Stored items
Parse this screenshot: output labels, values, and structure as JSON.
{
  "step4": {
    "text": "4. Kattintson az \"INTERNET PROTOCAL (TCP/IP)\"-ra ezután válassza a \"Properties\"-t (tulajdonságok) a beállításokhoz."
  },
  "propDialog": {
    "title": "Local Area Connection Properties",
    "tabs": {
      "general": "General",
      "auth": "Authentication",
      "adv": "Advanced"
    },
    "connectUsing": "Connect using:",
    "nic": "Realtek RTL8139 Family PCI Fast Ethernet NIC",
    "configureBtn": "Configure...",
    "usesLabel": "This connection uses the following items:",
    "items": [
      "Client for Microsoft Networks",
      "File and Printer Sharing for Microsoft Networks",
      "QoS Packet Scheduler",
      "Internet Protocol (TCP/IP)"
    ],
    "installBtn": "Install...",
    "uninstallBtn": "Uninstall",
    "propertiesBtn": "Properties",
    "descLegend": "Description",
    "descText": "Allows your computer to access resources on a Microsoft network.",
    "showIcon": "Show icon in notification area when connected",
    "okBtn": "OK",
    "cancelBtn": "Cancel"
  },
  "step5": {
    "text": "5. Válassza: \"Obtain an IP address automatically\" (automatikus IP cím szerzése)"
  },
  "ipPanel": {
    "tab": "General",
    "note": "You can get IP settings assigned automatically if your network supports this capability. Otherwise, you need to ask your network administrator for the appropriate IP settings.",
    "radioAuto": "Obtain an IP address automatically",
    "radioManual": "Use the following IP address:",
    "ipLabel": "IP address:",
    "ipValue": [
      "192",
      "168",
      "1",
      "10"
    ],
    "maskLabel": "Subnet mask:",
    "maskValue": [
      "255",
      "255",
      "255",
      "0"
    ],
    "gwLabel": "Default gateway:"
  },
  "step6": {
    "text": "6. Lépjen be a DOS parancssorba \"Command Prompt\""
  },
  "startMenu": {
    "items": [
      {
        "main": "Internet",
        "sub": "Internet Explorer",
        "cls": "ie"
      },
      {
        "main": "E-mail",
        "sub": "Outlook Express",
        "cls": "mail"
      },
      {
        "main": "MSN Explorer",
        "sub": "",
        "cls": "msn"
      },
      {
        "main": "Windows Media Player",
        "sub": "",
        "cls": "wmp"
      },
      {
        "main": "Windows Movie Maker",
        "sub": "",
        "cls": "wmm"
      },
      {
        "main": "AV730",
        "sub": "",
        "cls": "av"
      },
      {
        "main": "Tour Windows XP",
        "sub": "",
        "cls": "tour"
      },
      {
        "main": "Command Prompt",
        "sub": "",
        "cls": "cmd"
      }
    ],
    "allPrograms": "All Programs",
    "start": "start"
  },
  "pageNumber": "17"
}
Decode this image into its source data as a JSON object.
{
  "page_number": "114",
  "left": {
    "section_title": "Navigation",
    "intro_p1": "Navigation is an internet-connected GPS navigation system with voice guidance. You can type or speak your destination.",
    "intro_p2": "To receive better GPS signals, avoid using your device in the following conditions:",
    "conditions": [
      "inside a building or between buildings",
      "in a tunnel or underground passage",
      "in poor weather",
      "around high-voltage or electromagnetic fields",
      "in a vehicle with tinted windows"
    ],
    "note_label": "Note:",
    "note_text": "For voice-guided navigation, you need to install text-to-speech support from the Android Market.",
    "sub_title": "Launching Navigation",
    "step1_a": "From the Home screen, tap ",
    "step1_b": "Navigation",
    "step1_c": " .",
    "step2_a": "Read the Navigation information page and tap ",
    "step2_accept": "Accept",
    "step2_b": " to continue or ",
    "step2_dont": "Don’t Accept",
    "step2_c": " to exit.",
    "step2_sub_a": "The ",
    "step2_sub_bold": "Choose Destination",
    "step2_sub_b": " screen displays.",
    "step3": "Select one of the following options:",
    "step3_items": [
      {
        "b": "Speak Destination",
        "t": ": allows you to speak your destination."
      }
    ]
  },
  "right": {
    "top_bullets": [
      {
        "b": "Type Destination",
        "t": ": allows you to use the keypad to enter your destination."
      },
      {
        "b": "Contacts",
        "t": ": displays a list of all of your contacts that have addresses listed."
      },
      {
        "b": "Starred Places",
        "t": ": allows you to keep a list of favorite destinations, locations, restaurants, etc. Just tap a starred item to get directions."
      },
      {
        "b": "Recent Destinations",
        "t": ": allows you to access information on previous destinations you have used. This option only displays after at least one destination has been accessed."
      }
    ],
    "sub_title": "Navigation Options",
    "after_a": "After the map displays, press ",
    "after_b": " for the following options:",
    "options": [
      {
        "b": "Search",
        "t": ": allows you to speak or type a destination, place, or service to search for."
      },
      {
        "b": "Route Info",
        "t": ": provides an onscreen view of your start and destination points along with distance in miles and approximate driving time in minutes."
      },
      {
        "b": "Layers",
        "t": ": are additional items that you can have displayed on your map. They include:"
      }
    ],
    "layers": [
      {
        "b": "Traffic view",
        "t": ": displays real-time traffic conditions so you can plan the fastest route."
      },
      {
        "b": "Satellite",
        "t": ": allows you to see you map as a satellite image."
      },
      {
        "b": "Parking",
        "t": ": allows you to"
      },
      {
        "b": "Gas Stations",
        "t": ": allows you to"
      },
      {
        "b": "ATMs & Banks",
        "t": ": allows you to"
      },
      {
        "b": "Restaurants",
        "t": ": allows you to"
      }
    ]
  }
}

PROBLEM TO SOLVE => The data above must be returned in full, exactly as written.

RESULT =>
Parse this screenshot: output labels, values, and structure as JSON.
{
  "step4": {
    "text": "4. Kattintson az \"INTERNET PROTOCAL (TCP/IP)\"-ra ezután válassza a \"Properties\"-t (tulajdonságok) a beállításokhoz."
  },
  "propDialog": {
    "title": "Local Area Connection Properties",
    "tabs": {
      "general": "General",
      "auth": "Authentication",
      "adv": "Advanced"
    },
    "connectUsing": "Connect using:",
    "nic": "Realtek RTL8139 Family PCI Fast Ethernet NIC",
    "configureBtn": "Configure...",
    "usesLabel": "This connection uses the following items:",
    "items": [
      "Client for Microsoft Networks",
      "File and Printer Sharing for Microsoft Networks",
      "QoS Packet Scheduler",
      "Internet Protocol (TCP/IP)"
    ],
    "installBtn": "Install...",
    "uninstallBtn": "Uninstall",
    "propertiesBtn": "Properties",
    "descLegend": "Description",
    "descText": "Allows your computer to access resources on a Microsoft network.",
    "showIcon": "Show icon in notification area when connected",
    "okBtn": "OK",
    "cancelBtn": "Cancel"
  },
  "step5": {
    "text": "5. Válassza: \"Obtain an IP address automatically\" (automatikus IP cím szerzése)"
  },
  "ipPanel": {
    "tab": "General",
    "note": "You can get IP settings assigned automatically if your network supports this capability. Otherwise, you need to ask your network administrator for the appropriate IP settings.",
    "radioAuto": "Obtain an IP address automatically",
    "radioManual": "Use the following IP address:",
    "ipLabel": "IP address:",
    "ipValue": [
      "192",
      "168",
      "1",
      "10"
    ],
    "maskLabel": "Subnet mask:",
    "maskValue": [
      "255",
      "255",
      "255",
      "0"
    ],
    "gwLabel": "Default gateway:"
  },
  "step6": {
    "text": "6. Lépjen be a DOS parancssorba \"Command Prompt\""
  },
  "startMenu": {
    "items": [
      {
        "main": "Internet",
        "sub": "Internet Explorer",
        "cls": "ie"
      },
      {
        "main": "E-mail",
        "sub": "Outlook Express",
        "cls": "mail"
      },
      {
        "main": "MSN Explorer",
        "sub": "",
        "cls": "msn"
      },
      {
        "main": "Windows Media Player",
        "sub": "",
        "cls": "wmp"
      },
      {
        "main": "Windows Movie Maker",
        "sub": "",
        "cls": "wmm"
      },
      {
        "main": "AV730",
        "sub": "",
        "cls": "av"
      },
      {
        "main": "Tour Windows XP",
        "sub": "",
        "cls": "tour"
      },
      {
        "main": "Command Prompt",
        "sub": "",
        "cls": "cmd"
      }
    ],
    "allPrograms": "All Programs",
    "start": "start"
  },
  "pageNumber": "17"
}
Decode this image into its source data as a JSON object.
{
  "page_number": "114",
  "left": {
    "section_title": "Navigation",
    "intro_p1": "Navigation is an internet-connected GPS navigation system with voice guidance. You can type or speak your destination.",
    "intro_p2": "To receive better GPS signals, avoid using your device in the following conditions:",
    "conditions": [
      "inside a building or between buildings",
      "in a tunnel or underground passage",
      "in poor weather",
      "around high-voltage or electromagnetic fields",
      "in a vehicle with tinted windows"
    ],
    "note_label": "Note:",
    "note_text": "For voice-guided navigation, you need to install text-to-speech support from the Android Market.",
    "sub_title": "Launching Navigation",
    "step1_a": "From the Home screen, tap ",
    "step1_b": "Navigation",
    "step1_c": " .",
    "step2_a": "Read the Navigation information page and tap ",
    "step2_accept": "Accept",
    "step2_b": " to continue or ",
    "step2_dont": "Don’t Accept",
    "step2_c": " to exit.",
    "step2_sub_a": "The ",
    "step2_sub_bold": "Choose Destination",
    "step2_sub_b": " screen displays.",
    "step3": "Select one of the following options:",
    "step3_items": [
      {
        "b": "Speak Destination",
        "t": ": allows you to speak your destination."
      }
    ]
  },
  "right": {
    "top_bullets": [
      {
        "b": "Type Destination",
        "t": ": allows you to use the keypad to enter your destination."
      },
      {
        "b": "Contacts",
        "t": ": displays a list of all of your contacts that have addresses listed."
      },
      {
        "b": "Starred Places",
        "t": ": allows you to keep a list of favorite destinations, locations, restaurants, etc. Just tap a starred item to get directions."
      },
      {
        "b": "Recent Destinations",
        "t": ": allows you to access information on previous destinations you have used. This option only displays after at least one destination has been accessed."
      }
    ],
    "sub_title": "Navigation Options",
    "after_a": "After the map displays, press ",
    "after_b": " for the following options:",
    "options": [
      {
        "b": "Search",
        "t": ": allows you to speak or type a destination, place, or service to search for."
      },
      {
        "b": "Route Info",
        "t": ": provides an onscreen view of your start and destination points along with distance in miles and approximate driving time in minutes."
      },
      {
        "b": "Layers",
        "t": ": are additional items that you can have displayed on your map. They include:"
      }
    ],
    "layers": [
      {
        "b": "Traffic view",
        "t": ": displays real-time traffic conditions so you can plan the fastest route."
      },
      {
        "b": "Satellite",
        "t": ": allows you to see you map as a satellite image."
      },
      {
        "b": "Parking",
        "t": ": allows you to"
      },
      {
        "b": "Gas Stations",
        "t": ": allows you to"
      },
      {
        "b": "ATMs & Banks",
        "t": ": allows you to"
      },
      {
        "b": "Restaurants",
        "t": ": allows you to"
      }
    ]
  }
}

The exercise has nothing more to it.